Probably one to watch if you're a fan of Astaire's or Hepburn's, but I doubt I'll be pulling this one out for a re-viewing any time soon. Only later she admits the girl being the standard of style and feminine charm. Sometimes the satire of trendy philosophy comes off well, at other times it gets a little dull. Smart fashion costumes, photography and choreography combine to make this a hit. But that second act is terrific: he places her in scenes to photograph. Who else can you place in this category? The characters in this film start to become very annoying, about a half hour into it.
For Stanley Donen, there is no conflict between the two and it is magic for us. This embracing of the dream world and hyping up of the love between Jo and Dick Avery Astaire creates an undeniable magic and swell of emotion that can only truly be felt in a musical. Avedon was a rarity - a fashion photographer who became a great artistic portrait photographer. The crew had to contend with unpredictable weather during much of the outdoor shooting. Their chemistry often seemed forced, and quite honestly, I thought Astaire and Kay Thompson playing Maggie Prescott, and nearer his contemporary had far more spark between them. Those are kind of strange adjectives and comments from me, especially since I'm a Sci-Fi, action, fantasy kind of movie fan.

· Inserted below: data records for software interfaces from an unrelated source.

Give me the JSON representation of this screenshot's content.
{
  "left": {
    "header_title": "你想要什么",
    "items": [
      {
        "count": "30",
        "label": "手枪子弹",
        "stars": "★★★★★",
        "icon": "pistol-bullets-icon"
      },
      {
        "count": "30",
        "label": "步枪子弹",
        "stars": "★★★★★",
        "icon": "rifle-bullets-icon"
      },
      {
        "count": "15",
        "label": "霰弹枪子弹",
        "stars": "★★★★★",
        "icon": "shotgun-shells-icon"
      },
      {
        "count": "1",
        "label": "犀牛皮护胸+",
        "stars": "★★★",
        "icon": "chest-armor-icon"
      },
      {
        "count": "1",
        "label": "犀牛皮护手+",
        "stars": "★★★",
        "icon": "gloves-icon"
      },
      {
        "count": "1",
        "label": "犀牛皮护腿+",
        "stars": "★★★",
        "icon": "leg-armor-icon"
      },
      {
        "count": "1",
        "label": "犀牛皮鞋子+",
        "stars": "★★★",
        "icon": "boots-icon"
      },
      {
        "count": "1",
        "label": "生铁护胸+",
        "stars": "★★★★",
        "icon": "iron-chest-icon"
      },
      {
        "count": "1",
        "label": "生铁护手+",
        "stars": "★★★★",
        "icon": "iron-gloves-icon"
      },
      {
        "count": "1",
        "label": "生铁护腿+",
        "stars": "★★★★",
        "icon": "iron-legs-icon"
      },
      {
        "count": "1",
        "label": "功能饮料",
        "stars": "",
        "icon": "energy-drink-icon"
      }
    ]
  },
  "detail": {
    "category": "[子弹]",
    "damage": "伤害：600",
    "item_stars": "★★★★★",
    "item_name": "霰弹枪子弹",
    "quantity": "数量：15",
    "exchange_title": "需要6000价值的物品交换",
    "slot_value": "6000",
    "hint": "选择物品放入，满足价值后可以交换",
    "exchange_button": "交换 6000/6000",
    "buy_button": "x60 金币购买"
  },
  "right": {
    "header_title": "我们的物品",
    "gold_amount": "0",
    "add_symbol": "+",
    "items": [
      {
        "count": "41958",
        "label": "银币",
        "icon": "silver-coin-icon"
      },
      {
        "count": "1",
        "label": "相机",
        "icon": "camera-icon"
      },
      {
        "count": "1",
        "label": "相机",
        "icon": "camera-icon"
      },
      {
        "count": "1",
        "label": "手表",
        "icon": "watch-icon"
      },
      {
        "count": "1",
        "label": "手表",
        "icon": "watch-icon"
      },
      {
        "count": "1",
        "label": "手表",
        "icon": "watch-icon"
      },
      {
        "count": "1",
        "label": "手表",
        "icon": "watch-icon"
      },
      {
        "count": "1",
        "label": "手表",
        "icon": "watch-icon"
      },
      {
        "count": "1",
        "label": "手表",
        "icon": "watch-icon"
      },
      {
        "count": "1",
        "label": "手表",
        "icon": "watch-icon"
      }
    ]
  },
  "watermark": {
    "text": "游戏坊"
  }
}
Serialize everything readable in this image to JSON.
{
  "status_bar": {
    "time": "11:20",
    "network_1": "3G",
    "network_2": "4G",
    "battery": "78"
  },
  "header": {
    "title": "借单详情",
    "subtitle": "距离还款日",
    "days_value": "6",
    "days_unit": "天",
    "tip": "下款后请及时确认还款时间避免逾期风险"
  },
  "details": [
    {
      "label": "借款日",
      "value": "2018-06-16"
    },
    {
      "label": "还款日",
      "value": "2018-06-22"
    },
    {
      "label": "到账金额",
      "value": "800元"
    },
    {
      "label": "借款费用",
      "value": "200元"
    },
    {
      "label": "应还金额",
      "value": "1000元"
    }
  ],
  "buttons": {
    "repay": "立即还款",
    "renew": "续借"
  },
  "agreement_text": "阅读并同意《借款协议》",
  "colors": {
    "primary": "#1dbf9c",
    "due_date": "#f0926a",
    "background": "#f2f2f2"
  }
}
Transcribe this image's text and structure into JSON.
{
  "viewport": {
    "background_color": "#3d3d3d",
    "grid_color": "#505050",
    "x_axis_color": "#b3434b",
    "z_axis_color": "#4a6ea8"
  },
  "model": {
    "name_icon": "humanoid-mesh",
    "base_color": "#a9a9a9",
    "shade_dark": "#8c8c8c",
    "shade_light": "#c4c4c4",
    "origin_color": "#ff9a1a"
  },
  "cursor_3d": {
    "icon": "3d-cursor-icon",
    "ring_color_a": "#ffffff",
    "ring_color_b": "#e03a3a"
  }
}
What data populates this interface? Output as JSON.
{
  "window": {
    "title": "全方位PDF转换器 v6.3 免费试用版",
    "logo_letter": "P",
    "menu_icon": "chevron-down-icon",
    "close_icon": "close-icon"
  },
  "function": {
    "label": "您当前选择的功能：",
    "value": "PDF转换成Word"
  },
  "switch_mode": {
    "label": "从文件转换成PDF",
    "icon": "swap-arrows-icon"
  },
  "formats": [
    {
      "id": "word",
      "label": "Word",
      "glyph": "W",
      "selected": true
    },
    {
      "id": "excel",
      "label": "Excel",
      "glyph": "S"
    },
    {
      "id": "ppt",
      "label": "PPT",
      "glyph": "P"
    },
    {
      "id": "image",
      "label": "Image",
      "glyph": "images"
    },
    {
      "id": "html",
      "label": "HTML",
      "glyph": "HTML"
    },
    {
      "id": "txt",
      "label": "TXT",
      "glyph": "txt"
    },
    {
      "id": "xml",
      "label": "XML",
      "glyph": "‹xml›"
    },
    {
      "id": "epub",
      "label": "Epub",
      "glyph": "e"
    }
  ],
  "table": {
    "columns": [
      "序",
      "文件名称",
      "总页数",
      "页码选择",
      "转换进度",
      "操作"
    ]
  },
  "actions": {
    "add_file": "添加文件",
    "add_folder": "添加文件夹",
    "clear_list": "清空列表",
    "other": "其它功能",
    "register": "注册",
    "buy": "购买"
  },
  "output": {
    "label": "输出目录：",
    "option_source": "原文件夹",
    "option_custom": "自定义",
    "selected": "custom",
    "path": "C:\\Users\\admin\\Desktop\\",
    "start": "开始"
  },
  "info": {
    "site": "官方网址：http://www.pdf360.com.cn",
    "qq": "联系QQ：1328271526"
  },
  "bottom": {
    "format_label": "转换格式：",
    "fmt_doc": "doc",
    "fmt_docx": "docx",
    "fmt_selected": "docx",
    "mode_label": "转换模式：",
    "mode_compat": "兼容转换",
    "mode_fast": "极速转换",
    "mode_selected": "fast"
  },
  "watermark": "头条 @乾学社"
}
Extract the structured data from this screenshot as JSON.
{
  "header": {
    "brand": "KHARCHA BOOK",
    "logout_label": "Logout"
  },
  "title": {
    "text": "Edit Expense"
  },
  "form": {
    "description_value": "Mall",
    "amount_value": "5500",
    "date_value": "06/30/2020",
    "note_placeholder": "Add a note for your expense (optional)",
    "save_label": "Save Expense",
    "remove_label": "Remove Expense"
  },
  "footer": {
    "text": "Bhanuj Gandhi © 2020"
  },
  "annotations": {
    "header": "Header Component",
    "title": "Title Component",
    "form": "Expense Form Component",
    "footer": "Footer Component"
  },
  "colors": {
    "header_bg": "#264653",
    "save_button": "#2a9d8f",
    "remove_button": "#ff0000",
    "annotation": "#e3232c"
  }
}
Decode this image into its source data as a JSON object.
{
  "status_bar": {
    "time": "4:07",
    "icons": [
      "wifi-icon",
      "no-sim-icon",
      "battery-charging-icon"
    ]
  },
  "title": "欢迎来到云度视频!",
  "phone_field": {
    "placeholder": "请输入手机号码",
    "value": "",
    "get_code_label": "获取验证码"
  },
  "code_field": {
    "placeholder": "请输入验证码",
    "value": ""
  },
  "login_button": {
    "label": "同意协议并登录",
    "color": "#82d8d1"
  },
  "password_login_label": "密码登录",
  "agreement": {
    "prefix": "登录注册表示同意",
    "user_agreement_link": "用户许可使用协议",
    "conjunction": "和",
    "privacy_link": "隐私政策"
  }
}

The gentlemen have figured, probably rightly, that there is nothing more illusory in our times than the costly adornment of females. She gave up her career to raise her family. Do film reviewers not live in the real world anymore? If none of this makes a great deal of sense, so what? Audrey Hepburn is the beaming brains as introverted bookstore clerk Jo Stockton, while Fred Astaire is the lanky brawn as tenacious en vogue photog Dick Avery modeled on real-life lensman Richard Avedon. Would you call this film sexist? This movie just seems so out of place at its time -- making fun of beatniks just points up how much time had already passed Donen, Astaire, and certainly Gershwin by. It is astounding to watch. I never knew Hepburn was a dancer, and she acquits herself rather well in her solo prance through the literally underground French cafe. Although she'd had dance training, she was by no means on Astaire's level, nor was she a trained singer.
And there is some traces of an anti-capitalist, even anti-American attitude in him. The photo sequence in Paris has never been topped. The title song Funny Face takes place in the darkroom, where Avery is developing the photographs. Ginger Rogers she ain't, but even next to Fred Astaire, her footwork is way above average. The point of this movie is to get us to fall in love. Her magnetism is matched by that of the film itself with it defining why I do love musicals. This snappy musical teams an ageing Fred Astaire with the young and lively Audrey Hepburn, puts them in Paris with a lovely Gershwin score, and piles on the slush to create romantic confection that really is irresistible.
The breathtaking photo-shoot sequences in Paris landmarks, Givenchy's dresses, the city's incomparable atmosphere, Avedon's style, Astaire and Hepburn - Donen shows us how magic is made. It's sometimes a strange combination, but as lighter entertainment it all works well enough. It never strives to be real, instead opting to create an other worldly and fantastical appeal as we see an endless stream of moments that can only be defined as movie magic. In the right vehicle Sabrina, Roman Holiday, Charade, Breakfast At Tiffany's , there was no one better. Kay Thompson, a nightclub performer, composer and arranger, was a Freed unit vocal coach for Judy Garland and others, as well as a close pal of Edens.